Edition Number:
1st ed.
Series Volume:
186026
Publication Date:
19950131
Binding:
TRADE PAPER
Language:
English
Illustrations:
Yes
Pages:
240
Dimensions:
8.95x6.00x.64 in. .88 lbs.

Other books you might like

  1. Serpent of the Nile: Women and Dance... Used Trade Paper $6.95
  2. Ancient Egyptian Dances New Trade Paper $9.95
  3. Miss McKirdys Daughter Used Hardcover $9.95
  4. Advice for Dancers: Emotional... Used Hardcover $8.95
  5. The Player, the Rapture, New Age Used Trade Paper $7.95
  6. Hawaii :a history, from Polynesian... Used Trade Paper $7.95

Related Subjects

Arts and Entertainment » Dance » World and Ethnic
Arts and Entertainment » Drama » Acting
Arts and Entertainment » Humor » Comedy Business and Criticism
History and Social Science » Anthropology » Cultural Anthropology
History and Social Science » Anthropology » General
History and Social Science » Archaeology » General
History and Social Science » World History » Africa

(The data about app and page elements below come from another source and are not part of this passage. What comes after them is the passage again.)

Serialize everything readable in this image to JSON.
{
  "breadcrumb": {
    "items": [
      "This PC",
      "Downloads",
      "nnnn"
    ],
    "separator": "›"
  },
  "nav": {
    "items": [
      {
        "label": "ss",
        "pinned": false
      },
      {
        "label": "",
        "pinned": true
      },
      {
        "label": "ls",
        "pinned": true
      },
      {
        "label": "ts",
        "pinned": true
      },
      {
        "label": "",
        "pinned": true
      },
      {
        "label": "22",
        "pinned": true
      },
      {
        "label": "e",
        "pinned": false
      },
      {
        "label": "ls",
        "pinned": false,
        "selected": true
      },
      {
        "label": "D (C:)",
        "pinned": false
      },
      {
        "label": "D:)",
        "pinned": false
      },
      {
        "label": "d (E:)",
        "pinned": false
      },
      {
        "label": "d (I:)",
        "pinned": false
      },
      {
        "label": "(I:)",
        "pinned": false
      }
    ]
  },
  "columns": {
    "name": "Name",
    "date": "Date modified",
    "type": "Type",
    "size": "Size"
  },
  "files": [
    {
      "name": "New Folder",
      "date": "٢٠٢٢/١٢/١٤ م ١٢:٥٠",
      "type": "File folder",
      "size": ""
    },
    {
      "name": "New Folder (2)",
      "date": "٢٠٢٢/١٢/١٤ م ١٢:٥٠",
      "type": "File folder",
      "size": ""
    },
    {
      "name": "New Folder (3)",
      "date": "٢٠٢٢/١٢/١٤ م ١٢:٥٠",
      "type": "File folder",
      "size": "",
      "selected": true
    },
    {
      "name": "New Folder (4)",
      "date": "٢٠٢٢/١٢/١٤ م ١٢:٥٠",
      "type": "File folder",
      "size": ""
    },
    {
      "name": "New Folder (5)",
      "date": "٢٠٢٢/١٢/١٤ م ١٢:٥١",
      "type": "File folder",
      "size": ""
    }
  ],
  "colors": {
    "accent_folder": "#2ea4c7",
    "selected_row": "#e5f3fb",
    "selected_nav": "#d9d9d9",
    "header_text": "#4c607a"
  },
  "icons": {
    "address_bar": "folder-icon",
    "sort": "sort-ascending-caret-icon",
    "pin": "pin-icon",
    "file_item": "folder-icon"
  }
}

A Trade Like Any Other: Female Singers and Dancers in Egypt New Trade Paper
0 stars - 0 reviews
$30.50 In Stock
Product details 240 pages University of Texas Press - English 9780292787230 Reviews:
"Synopsis" by , In Egypt, singing and dancing are considered essential on happy occasions. Professional entertainers often perform at weddings and other celebrations, and a host family's prestige rises with the number, expense, and fame of the entertainers they hire. Paradoxically, however, the entertainers themselves are often viewed as disreputable people and are accorded little prestige in Egyptian society. This paradox forms the starting point of Karin van Nieuwkerk's look at the Egyptian entertainment trade. She explores the lives of female performers and the reasons why work they regard as a trade like any other is considered disreputable in Egyptian society. In particular, she demonstrates that while male entertainers are often viewed as simply making a living, female performers are almost always considered bad, seductive women engaged in dishonorable conduct. She traces this perception to the social definition of the female body as always and only sexual and enticing--a perception that stigmatizes women entertainers even as it simultaneously offers them a means of livelihood. Drawn from extensive fieldwork and enriched with the life stories of entertainers and nightclub performers, this is the first ethnography of female singers and dancers in present-day Egypt. It will be of interest to a wide audience in anthropology, women's studies, and Middle Eastern culture, as well as anyone who enjoys belly dancing.
spacer
spacer
  • back to top
Follow us on...




Powell's City of Books is an independent bookstore in Portland, Oregon, that fills a whole city block with more than a million new, used, and out of print books. Shop those shelves — plus literally millions more books, DVDs, and gifts — here at Powells.com.